- _EXCERPTED DATA_
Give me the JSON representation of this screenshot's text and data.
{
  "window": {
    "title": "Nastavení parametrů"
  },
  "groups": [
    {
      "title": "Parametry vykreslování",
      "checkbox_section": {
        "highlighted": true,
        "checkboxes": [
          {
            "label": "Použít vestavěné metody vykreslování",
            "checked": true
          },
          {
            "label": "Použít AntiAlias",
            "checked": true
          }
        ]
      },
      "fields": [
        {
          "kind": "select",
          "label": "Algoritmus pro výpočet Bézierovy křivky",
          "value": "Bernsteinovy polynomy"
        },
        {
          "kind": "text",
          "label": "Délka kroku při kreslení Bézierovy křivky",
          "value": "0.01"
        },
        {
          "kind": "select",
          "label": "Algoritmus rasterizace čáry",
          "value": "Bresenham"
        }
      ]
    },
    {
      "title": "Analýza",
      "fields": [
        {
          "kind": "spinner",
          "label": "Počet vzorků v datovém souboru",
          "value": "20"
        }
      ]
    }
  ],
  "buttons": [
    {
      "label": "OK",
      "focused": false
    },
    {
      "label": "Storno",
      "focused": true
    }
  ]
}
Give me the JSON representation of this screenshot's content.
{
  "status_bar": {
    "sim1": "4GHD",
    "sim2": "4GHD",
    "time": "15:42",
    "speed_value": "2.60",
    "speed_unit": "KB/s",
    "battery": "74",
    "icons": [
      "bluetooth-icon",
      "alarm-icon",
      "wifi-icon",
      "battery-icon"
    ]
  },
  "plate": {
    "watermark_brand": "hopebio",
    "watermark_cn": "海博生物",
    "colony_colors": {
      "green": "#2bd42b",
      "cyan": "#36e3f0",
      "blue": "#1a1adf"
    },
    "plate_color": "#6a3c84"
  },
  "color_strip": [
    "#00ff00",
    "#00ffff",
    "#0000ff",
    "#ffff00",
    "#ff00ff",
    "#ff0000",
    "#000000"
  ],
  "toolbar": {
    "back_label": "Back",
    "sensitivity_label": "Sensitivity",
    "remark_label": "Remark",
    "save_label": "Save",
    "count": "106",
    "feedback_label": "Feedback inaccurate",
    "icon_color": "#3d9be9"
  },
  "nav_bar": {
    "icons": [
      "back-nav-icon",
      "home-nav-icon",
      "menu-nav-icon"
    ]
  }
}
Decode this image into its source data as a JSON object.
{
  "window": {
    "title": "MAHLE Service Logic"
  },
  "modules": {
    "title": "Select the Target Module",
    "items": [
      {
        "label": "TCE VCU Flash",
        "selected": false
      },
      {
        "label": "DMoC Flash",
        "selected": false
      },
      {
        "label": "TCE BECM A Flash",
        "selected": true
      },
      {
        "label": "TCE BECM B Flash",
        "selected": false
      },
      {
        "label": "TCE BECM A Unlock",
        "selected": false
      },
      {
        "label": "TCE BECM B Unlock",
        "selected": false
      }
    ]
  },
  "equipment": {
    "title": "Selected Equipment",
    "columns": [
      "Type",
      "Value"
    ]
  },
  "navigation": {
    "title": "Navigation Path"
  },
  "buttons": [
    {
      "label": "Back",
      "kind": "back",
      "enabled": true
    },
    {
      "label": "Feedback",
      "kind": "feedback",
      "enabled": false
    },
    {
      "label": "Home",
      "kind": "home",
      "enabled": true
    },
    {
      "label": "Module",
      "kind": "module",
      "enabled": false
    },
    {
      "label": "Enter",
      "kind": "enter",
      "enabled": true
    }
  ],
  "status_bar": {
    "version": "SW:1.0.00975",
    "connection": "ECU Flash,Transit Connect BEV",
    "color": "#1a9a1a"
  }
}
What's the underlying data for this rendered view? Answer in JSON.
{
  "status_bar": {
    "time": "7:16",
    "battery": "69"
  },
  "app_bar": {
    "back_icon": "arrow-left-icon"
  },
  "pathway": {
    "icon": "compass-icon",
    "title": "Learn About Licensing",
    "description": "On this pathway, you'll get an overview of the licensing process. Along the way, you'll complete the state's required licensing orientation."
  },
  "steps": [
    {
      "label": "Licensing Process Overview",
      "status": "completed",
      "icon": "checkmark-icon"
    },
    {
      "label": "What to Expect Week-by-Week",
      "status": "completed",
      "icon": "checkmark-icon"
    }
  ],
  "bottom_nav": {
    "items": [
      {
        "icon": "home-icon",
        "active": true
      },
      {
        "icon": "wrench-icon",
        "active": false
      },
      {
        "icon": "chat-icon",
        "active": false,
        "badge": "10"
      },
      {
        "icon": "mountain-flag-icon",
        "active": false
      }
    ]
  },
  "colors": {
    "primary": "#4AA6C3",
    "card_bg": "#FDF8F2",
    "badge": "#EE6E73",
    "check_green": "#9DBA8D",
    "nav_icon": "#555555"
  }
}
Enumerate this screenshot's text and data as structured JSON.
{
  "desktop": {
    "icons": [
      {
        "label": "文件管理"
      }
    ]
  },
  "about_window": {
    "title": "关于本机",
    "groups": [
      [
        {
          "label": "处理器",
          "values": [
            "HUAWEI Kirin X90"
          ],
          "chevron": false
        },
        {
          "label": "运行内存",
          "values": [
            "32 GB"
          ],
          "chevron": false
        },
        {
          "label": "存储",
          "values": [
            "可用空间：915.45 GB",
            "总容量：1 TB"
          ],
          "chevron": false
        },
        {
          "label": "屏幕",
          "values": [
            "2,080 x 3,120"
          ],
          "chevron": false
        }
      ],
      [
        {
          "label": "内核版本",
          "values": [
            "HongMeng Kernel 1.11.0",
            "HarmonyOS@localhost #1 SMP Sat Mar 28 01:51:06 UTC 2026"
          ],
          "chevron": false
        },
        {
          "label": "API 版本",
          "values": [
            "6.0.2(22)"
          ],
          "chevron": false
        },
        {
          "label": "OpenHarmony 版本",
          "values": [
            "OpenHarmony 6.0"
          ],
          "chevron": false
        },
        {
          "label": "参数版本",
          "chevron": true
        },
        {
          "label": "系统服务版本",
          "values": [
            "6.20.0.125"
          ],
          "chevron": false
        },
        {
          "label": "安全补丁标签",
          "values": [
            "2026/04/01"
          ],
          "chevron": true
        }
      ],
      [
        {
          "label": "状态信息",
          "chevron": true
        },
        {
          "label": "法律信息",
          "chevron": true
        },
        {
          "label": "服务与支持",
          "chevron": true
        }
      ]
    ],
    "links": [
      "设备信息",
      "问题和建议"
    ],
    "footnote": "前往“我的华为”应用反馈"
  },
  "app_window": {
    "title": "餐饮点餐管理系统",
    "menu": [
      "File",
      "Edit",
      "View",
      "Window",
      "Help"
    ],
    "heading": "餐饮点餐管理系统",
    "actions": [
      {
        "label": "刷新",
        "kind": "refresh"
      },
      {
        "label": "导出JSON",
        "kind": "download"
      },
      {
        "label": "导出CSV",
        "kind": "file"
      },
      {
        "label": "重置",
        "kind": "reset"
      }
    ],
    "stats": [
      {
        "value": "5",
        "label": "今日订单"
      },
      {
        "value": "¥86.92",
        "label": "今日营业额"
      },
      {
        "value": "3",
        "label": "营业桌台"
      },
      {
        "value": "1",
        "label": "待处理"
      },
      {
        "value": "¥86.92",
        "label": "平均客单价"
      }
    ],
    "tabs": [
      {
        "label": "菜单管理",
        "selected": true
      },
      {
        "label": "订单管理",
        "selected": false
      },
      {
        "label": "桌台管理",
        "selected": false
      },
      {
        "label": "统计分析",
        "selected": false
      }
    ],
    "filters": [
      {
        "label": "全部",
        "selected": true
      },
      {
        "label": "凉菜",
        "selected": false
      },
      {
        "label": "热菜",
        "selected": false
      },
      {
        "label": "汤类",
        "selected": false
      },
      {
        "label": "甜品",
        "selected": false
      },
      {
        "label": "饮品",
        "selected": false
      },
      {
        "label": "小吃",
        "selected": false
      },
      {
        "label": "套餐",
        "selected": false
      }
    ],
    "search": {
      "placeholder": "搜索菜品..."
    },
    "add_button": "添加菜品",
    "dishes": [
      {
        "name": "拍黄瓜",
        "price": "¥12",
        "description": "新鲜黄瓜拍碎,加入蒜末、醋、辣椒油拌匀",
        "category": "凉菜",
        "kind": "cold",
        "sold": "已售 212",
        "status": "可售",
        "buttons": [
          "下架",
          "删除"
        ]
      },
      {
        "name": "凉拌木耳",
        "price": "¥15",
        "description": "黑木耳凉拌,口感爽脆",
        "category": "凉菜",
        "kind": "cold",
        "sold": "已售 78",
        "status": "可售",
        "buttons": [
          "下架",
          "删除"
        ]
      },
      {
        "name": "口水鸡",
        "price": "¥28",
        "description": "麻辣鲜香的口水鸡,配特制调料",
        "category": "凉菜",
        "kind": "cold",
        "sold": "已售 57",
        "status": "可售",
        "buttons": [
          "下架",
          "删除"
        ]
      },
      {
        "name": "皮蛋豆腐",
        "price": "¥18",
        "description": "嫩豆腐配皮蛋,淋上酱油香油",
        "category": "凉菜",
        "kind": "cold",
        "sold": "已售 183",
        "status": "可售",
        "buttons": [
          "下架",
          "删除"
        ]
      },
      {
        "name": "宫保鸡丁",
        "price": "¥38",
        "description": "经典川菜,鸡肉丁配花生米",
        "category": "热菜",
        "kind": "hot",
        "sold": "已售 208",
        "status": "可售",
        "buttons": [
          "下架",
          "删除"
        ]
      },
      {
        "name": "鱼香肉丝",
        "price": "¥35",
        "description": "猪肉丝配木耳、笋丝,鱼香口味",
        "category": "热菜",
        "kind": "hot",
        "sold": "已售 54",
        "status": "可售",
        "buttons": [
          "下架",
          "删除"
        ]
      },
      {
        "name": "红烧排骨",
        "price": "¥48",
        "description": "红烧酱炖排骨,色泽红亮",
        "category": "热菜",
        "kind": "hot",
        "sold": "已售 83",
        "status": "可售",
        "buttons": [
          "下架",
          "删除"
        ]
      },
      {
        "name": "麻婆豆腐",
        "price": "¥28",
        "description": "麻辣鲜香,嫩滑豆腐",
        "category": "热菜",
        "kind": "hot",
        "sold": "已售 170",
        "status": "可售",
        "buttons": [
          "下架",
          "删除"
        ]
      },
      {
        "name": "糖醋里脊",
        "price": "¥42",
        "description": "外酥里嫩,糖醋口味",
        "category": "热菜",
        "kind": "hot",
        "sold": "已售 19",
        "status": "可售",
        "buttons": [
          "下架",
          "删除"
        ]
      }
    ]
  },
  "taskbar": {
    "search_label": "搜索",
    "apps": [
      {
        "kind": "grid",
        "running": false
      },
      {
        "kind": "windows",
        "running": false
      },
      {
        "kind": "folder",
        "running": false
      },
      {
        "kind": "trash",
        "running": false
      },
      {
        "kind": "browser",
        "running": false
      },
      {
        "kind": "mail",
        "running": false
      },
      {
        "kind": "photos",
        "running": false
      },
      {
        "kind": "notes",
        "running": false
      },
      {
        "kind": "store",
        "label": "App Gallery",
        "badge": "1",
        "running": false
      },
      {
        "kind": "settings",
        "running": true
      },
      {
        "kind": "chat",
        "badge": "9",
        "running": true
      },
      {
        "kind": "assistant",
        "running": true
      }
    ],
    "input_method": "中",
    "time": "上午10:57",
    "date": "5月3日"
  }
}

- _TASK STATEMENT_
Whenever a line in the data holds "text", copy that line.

- _ANSWER BELOW_
Give me the JSON representation of this screenshot's text and data.
          "kind": "text",
Enumerate this screenshot's text and data as structured JSON.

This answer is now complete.